Early on Sunday, Nov. 2, MIT Police arrested Shaunalynn M. Duffy ’09 for allegedly breaking into the Freshman Admission Records Office (3-001), according to a police report.
MIT will cut general spending by five percent in the fiscal year beginning next July, and by 10–15 percent within the next three years, the president and provost said in a letter to the MIT community yesterday. The announcement mirrors announcements by elite universities similarly affected by the global financial crisis.
Following an accident in the Infinite Corridor this fall, the issue of bicyclist and pedestrian safety has become one of the forefront concerns of the MIT Police.
In its second year of operations, the Campaign for Students has already raised $277 million to support student scholarships, research, and student-oriented services. The campaign aims to raise $500 million by MIT’s 150th anniversary in 2011.
MIT accepted 10.7 percent of early applicants this year, in what may be the most competitive admissions season yet. Out of 5019 applications, 540 students were offered early admission, according to Dean of Admissions Stuart Schmill ’86.
On the night of Nov. 26, Sloan Professor Eric von Hippel SM ’68 was awoken by explosions and gunshots from his room at the Oberoi Hotel in Mumbai, India. Von Hippel experienced and survived the terrorist attack that devastated one of India’s largest and most developed cities.
The new Media Lab extension is in its final stage of construction and the exterior will be completed by the end of November. Construction on the interior will continue and if everything goes according to plan, the new lab (building E14) will be operating by October 2009.
Last Friday night, the MIT Energy Night lit up Cambridge as students, faculty, and enthusiasts alike flocked down Massachusetts Avenue toward the MIT Museum. Forty MIT energy projects populated each and every corner of the museum, displaying topics from sustainability to efficiency.
About 70 students protested for more student representation in Institute decisions during a “tool-in” on Friday, October 17, the first day of Family Weekend, in Lobby 7.
For the second time this year, the MIT Energy Initiative awarded over $1.7 million in seed grants to energy research. The grants fund 17 energy projects ranging from designing solar cookers for third world countries to synthesizing thin-films for thermoelectric power.
After registering students in Lobby 10 for the past two weeks, new sorority Pi Beta Phi will give bids this Sunday to 60–80 undergraduate women.
As of this term, LaVerde’s will no longer be open 24 hours on weeknights and will close instead at 3 a.m.. There are no plans for any alternative late-night food service on campus since it’s not certain there would be enough student demand to make it viable.

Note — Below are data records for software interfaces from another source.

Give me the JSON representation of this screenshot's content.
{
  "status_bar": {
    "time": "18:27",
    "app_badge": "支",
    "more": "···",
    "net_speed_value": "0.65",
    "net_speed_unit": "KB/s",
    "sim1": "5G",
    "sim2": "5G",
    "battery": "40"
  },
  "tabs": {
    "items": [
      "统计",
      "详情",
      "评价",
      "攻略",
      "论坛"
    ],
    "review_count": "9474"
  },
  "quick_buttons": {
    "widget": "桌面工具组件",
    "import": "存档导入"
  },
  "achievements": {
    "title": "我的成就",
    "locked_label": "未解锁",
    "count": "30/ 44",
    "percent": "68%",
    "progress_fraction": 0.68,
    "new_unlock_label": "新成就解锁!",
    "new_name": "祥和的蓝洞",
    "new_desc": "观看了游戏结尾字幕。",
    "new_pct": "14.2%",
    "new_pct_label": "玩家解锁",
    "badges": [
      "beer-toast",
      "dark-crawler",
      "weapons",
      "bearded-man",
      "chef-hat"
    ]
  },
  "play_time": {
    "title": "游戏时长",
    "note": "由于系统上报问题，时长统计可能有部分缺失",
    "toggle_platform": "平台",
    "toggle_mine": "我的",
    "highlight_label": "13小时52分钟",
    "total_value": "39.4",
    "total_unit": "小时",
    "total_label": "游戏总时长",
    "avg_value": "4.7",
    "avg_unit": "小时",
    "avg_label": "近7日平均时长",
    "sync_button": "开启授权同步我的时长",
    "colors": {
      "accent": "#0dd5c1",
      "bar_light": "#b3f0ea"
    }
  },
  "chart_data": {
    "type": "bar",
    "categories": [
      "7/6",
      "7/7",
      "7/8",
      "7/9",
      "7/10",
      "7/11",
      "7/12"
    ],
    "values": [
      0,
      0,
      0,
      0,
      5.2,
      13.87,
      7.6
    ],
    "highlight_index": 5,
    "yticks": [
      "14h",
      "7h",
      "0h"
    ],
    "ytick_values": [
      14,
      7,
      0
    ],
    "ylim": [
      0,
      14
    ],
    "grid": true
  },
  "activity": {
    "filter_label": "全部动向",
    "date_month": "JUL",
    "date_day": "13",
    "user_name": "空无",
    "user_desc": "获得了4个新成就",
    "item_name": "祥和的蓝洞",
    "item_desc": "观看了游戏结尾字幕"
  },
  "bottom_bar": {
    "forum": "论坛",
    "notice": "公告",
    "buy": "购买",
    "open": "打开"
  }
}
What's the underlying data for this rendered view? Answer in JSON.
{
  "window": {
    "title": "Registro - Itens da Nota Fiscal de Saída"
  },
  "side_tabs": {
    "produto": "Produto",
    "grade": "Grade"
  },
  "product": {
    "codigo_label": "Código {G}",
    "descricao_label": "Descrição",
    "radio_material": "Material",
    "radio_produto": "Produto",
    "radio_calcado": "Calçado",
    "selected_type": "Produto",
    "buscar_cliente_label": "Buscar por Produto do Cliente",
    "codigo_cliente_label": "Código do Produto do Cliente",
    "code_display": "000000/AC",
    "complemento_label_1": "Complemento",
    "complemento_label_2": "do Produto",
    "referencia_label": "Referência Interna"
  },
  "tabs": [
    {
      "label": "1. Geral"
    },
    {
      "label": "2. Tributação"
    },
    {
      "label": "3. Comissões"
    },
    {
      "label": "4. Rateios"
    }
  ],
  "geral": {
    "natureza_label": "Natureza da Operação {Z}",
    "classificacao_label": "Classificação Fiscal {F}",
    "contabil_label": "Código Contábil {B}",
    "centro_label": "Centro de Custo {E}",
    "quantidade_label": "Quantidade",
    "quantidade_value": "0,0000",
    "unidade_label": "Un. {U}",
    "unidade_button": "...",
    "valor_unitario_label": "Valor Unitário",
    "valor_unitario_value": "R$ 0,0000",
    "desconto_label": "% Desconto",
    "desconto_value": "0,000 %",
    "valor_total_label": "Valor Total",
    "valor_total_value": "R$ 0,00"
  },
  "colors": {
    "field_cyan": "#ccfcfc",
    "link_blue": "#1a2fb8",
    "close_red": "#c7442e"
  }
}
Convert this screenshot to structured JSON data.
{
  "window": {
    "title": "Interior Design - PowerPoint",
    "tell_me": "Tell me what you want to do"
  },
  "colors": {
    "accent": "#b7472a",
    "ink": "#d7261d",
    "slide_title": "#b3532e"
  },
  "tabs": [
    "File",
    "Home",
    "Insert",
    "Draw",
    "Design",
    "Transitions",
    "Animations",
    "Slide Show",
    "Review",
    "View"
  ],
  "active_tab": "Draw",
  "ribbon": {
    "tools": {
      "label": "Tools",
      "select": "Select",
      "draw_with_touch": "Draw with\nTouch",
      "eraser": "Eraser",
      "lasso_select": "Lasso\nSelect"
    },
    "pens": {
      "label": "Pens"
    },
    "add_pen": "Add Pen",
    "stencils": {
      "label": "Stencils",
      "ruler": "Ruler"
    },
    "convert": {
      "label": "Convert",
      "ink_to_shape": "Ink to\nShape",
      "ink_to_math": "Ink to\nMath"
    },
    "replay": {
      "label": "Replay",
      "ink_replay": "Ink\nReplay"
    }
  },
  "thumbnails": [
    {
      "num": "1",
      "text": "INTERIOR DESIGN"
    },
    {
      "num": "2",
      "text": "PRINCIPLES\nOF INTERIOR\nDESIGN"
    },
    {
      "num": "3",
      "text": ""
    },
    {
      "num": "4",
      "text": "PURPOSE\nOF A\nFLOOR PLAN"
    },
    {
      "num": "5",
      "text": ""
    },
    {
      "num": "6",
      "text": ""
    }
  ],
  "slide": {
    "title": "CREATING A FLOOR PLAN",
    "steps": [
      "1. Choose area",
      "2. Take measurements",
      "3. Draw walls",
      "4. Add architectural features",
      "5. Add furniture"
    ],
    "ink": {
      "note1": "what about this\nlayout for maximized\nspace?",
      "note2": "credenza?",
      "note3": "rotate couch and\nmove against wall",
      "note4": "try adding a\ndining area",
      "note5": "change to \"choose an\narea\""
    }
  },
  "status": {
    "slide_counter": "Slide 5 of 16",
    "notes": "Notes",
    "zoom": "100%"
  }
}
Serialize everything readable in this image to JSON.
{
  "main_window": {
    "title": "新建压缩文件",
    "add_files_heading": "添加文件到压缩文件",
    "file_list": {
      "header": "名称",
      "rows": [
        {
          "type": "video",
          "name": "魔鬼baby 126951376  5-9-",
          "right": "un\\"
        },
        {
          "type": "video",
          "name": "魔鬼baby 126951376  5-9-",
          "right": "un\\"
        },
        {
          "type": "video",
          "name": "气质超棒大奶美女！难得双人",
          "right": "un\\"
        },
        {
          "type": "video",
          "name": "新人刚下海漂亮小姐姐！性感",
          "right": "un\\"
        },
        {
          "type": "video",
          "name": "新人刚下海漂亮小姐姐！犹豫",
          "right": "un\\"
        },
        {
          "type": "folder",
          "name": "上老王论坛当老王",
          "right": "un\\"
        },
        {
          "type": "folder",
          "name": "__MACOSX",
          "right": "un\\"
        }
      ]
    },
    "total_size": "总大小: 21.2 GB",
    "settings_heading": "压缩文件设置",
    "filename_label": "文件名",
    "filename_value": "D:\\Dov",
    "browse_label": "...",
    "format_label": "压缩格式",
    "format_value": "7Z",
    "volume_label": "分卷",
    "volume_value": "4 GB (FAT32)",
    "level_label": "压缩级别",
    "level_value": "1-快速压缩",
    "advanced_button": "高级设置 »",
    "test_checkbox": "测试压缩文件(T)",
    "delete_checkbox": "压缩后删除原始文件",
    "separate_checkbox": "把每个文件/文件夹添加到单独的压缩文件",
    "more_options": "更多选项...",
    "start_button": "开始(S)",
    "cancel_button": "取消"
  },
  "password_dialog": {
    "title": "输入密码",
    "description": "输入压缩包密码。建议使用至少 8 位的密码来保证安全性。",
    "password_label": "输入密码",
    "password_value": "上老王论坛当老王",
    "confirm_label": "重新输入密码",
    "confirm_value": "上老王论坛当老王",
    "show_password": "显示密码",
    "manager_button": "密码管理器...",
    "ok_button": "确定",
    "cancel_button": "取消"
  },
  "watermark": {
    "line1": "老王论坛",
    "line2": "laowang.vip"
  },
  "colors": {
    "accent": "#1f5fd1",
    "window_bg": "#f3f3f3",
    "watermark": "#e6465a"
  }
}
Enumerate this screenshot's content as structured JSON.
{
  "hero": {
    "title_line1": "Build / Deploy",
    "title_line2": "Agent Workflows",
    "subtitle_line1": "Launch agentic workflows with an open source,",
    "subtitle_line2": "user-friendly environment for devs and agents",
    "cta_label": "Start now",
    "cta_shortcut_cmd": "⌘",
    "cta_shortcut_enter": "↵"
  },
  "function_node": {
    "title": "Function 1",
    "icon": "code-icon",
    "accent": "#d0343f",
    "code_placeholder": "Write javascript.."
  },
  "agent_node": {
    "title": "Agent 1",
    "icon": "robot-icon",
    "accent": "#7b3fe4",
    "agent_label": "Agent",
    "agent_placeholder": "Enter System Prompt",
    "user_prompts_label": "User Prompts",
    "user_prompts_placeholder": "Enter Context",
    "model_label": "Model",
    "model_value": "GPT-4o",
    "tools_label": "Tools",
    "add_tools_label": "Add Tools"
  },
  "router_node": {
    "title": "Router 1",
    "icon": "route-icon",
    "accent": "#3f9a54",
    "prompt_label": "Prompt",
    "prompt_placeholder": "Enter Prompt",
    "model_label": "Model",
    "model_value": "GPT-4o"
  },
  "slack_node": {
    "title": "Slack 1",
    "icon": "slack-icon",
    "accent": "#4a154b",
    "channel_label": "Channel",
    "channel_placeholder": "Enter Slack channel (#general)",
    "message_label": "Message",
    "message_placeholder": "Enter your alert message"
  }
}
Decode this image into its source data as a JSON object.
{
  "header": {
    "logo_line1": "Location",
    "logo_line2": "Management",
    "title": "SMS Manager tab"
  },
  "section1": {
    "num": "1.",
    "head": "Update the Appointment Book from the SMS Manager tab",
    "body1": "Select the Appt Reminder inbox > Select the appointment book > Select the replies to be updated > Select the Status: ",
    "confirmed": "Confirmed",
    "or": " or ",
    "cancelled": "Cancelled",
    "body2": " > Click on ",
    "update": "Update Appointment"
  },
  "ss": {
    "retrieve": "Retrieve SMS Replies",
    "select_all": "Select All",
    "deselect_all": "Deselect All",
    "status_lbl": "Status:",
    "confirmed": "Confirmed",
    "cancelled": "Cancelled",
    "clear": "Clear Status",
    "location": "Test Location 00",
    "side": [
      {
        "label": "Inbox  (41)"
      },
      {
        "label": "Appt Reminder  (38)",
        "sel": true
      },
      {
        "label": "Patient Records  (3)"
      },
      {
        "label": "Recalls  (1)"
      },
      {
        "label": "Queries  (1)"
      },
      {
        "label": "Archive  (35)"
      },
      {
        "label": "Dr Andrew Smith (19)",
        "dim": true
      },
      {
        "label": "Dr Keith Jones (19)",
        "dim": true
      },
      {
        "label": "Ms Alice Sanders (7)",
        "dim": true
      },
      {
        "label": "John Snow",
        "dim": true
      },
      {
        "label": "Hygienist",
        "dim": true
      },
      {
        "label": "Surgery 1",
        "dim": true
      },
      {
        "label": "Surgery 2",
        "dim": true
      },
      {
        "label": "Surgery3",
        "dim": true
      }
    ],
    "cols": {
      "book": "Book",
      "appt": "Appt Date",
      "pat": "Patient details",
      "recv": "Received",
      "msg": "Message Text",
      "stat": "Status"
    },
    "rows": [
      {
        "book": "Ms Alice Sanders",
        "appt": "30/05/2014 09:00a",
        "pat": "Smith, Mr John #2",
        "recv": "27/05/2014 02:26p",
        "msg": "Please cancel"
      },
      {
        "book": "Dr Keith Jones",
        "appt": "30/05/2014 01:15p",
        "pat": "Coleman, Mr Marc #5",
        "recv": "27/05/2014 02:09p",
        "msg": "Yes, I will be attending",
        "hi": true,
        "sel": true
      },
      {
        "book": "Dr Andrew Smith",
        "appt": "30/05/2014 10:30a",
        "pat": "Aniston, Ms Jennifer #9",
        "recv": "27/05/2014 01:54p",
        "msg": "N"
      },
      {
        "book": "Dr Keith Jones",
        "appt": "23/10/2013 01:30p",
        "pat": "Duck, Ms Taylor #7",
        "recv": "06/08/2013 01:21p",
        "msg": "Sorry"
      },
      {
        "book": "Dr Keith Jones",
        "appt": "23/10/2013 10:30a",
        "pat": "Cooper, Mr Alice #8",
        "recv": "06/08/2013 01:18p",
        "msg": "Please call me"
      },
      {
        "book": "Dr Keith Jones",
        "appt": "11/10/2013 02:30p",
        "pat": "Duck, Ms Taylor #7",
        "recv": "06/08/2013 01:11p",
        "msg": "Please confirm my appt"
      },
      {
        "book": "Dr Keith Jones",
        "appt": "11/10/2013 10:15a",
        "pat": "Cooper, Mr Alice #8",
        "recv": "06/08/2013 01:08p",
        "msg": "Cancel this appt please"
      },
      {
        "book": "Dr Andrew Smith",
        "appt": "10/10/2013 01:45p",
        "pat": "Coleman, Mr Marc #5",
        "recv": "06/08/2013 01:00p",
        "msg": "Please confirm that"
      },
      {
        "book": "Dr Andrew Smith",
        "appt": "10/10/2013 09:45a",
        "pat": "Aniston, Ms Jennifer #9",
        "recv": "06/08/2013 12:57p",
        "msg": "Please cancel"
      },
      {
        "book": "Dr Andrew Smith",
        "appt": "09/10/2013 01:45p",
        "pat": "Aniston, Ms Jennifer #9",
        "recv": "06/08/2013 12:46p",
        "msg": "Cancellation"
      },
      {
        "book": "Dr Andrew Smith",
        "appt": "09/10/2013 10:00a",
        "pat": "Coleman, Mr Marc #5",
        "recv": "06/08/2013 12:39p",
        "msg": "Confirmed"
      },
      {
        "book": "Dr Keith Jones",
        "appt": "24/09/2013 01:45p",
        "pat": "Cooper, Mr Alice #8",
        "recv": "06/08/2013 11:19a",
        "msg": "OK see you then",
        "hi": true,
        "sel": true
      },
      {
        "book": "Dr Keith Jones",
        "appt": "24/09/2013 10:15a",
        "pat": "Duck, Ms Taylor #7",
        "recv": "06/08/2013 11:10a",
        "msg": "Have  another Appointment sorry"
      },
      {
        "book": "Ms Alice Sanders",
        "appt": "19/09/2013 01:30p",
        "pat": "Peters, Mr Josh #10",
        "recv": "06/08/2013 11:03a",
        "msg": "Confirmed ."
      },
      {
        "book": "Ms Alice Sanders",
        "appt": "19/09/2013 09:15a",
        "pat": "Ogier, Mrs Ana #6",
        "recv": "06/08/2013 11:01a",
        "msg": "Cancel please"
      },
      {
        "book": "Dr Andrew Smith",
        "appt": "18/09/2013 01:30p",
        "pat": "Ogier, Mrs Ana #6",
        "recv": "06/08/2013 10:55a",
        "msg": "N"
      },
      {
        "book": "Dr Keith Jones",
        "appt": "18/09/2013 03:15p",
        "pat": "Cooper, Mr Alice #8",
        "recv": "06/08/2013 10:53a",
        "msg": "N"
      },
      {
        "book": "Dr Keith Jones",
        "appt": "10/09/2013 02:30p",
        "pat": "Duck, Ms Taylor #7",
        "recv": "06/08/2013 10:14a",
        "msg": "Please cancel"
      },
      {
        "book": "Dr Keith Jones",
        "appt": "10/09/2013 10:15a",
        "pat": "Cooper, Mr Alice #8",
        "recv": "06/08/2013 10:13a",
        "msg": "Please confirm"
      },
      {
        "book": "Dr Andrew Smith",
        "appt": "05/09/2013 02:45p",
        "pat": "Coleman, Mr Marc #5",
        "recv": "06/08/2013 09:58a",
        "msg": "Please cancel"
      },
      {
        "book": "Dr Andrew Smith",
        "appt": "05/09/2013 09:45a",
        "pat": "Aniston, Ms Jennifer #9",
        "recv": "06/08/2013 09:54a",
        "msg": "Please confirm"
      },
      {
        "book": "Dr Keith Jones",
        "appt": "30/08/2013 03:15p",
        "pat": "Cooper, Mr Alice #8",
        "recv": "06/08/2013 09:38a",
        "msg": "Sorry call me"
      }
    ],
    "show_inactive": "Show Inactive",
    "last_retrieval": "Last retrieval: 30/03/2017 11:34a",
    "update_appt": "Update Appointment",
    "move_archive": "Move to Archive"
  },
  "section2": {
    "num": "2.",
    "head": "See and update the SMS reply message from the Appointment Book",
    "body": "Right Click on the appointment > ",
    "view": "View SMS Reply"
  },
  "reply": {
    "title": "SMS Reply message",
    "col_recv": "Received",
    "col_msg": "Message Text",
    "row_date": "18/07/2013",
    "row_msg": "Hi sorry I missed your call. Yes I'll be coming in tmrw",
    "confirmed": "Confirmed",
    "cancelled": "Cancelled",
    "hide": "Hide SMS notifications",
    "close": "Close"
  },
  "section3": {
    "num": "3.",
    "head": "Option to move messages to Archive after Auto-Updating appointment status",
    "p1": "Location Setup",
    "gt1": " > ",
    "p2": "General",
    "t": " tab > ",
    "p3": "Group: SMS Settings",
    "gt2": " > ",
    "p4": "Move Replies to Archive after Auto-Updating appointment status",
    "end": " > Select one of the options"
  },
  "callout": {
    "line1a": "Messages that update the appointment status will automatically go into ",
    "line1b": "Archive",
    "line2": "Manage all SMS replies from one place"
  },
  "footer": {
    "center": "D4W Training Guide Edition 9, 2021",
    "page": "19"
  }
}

The MIT students receiving Bachelor of Science degrees in June 2008 were offered a mean salary of $65,324, a 6.9 percent increase over last year, according to data from the preliminary version of the MIT Careers Office’s 2008 Graduating Student Survey. The consumer price index rose about 6.2 percent over the same period of time, according to the Bureau of Labor Statistics.
<i>From Northwestern University, to Stanford, to MIT, Professor Marc Meredith of the Political Science Department is truly a traveling scholar. Earning masters degrees in both economics and political science, Marc examines today’s political scene with the eye of an economist. He currently teaches Quantitative Research Methods I (17.800), a graduate class where students apply statistical techniques to politics in order to better understand and predict social trends. When it comes time to predict the next president, Marc will be one step ahead, applying game theory to the society in which we live. While his field is rigorous, Marc also finds time to enjoy his many hobbies including running, football, poker, and ping-pong.</i>